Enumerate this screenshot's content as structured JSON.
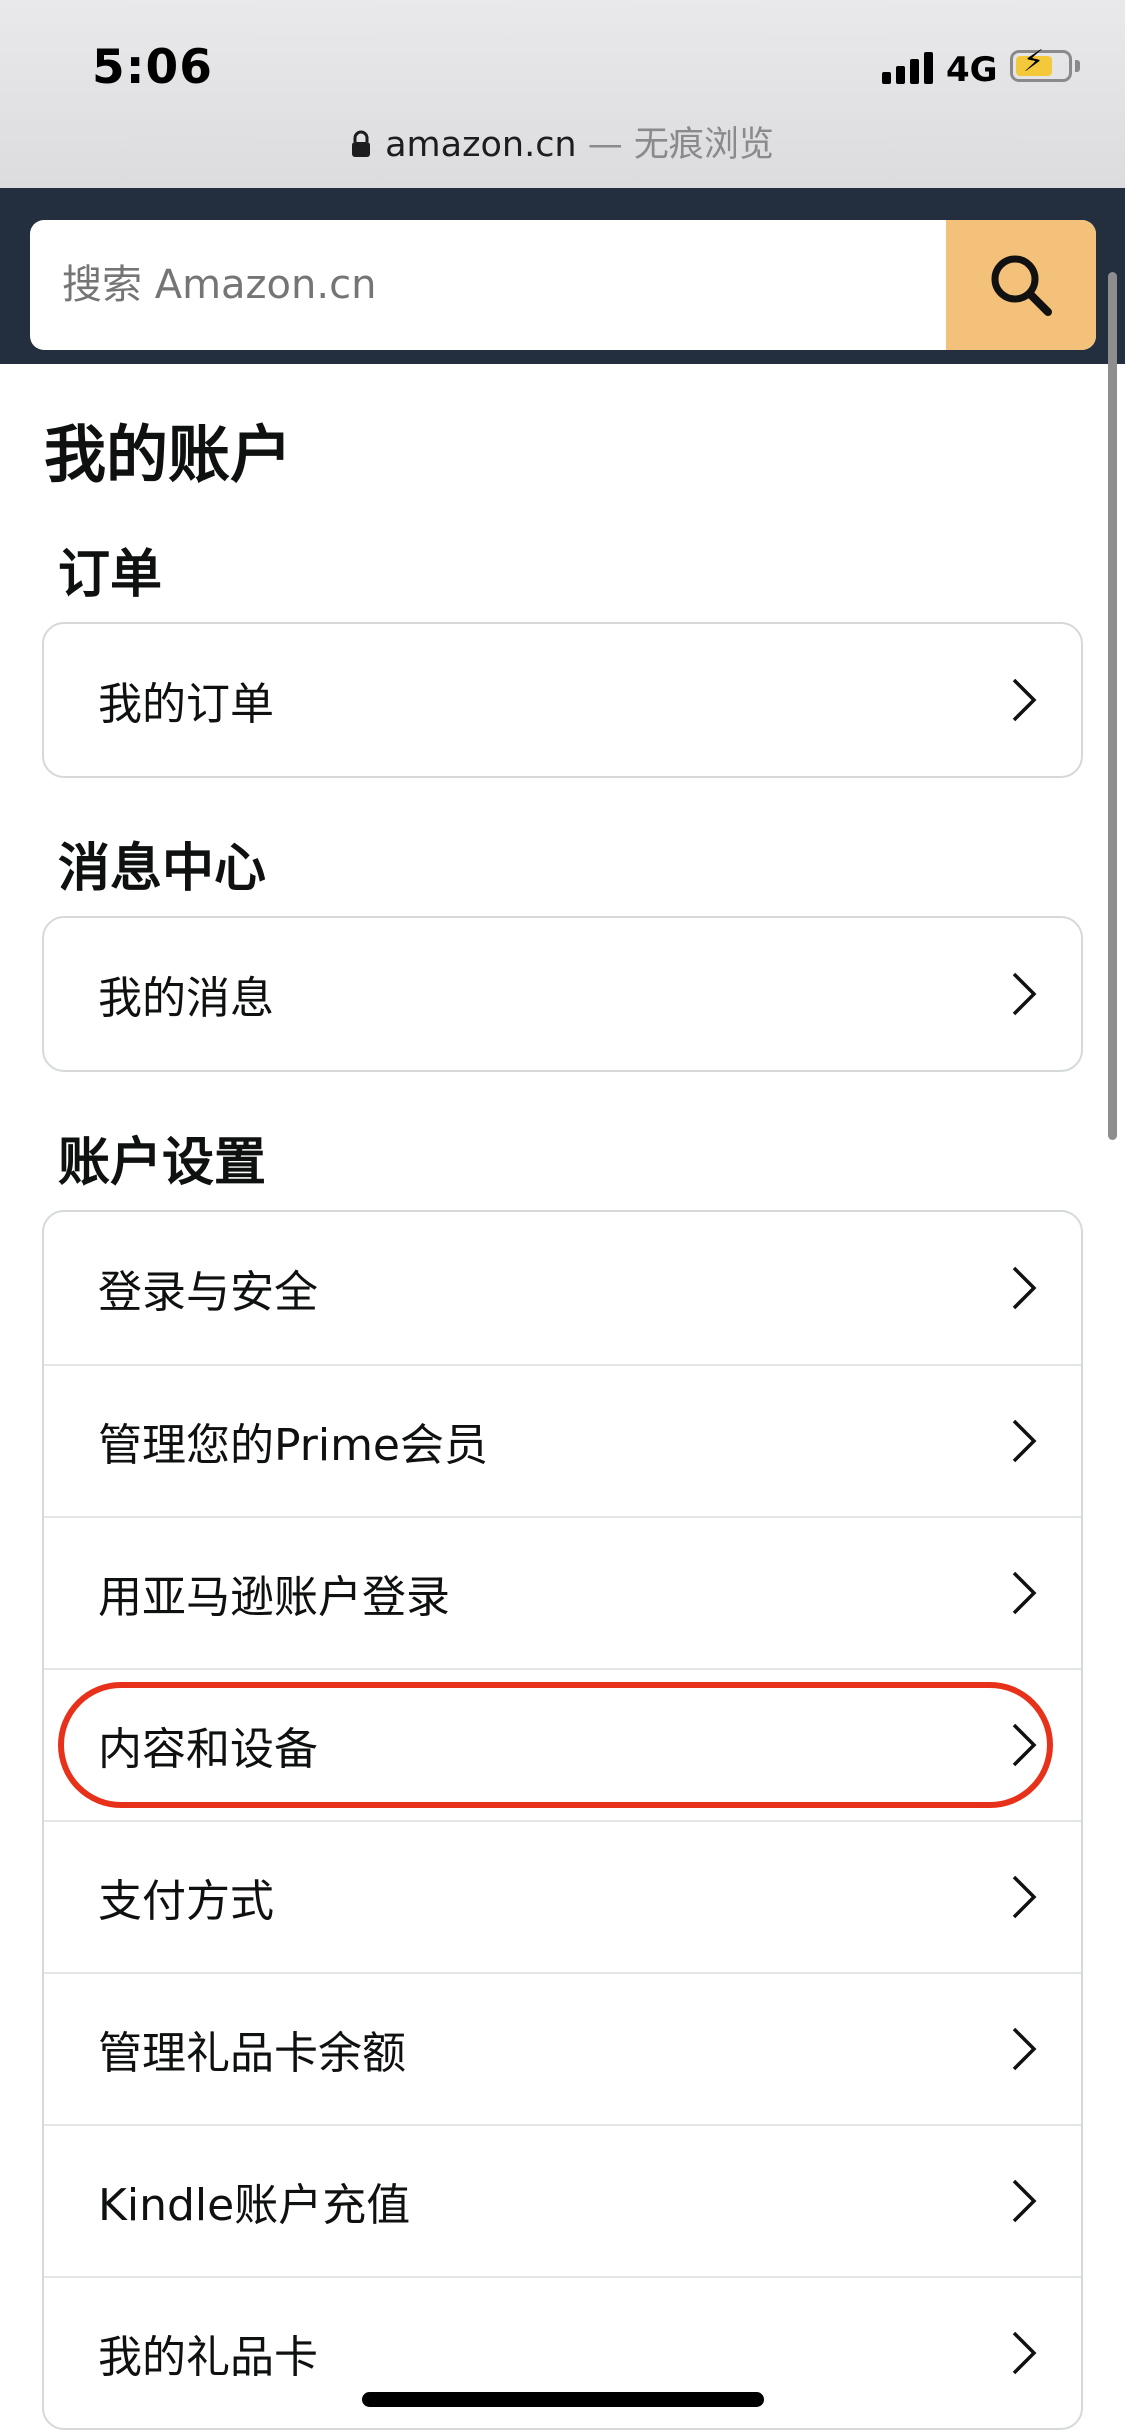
{
  "status_bar": {
    "time": "5:06",
    "network": "4G"
  },
  "browser": {
    "domain": "amazon.cn",
    "mode": " — 无痕浏览"
  },
  "search": {
    "placeholder": "搜索 Amazon.cn"
  },
  "account": {
    "title": "我的账户",
    "sections": {
      "orders": {
        "title": "订单",
        "items": [
          "我的订单"
        ]
      },
      "messages": {
        "title": "消息中心",
        "items": [
          "我的消息"
        ]
      },
      "settings": {
        "title": "账户设置",
        "items": [
          "登录与安全",
          "管理您的Prime会员",
          "用亚马逊账户登录",
          "内容和设备",
          "支付方式",
          "管理礼品卡余额",
          "Kindle账户充值",
          "我的礼品卡"
        ]
      }
    }
  },
  "colors": {
    "header_bg": "#232f3e",
    "search_button": "#f3c17a",
    "highlight_ring": "#e8311a",
    "battery_fill": "#f3c93b"
  },
  "icons": {
    "search": "search-icon",
    "chevron": "chevron-right-icon",
    "lock": "lock-icon",
    "signal": "signal-icon",
    "battery": "battery-charging-icon"
  }
}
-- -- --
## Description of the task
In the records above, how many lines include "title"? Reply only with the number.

## Finished exercise
4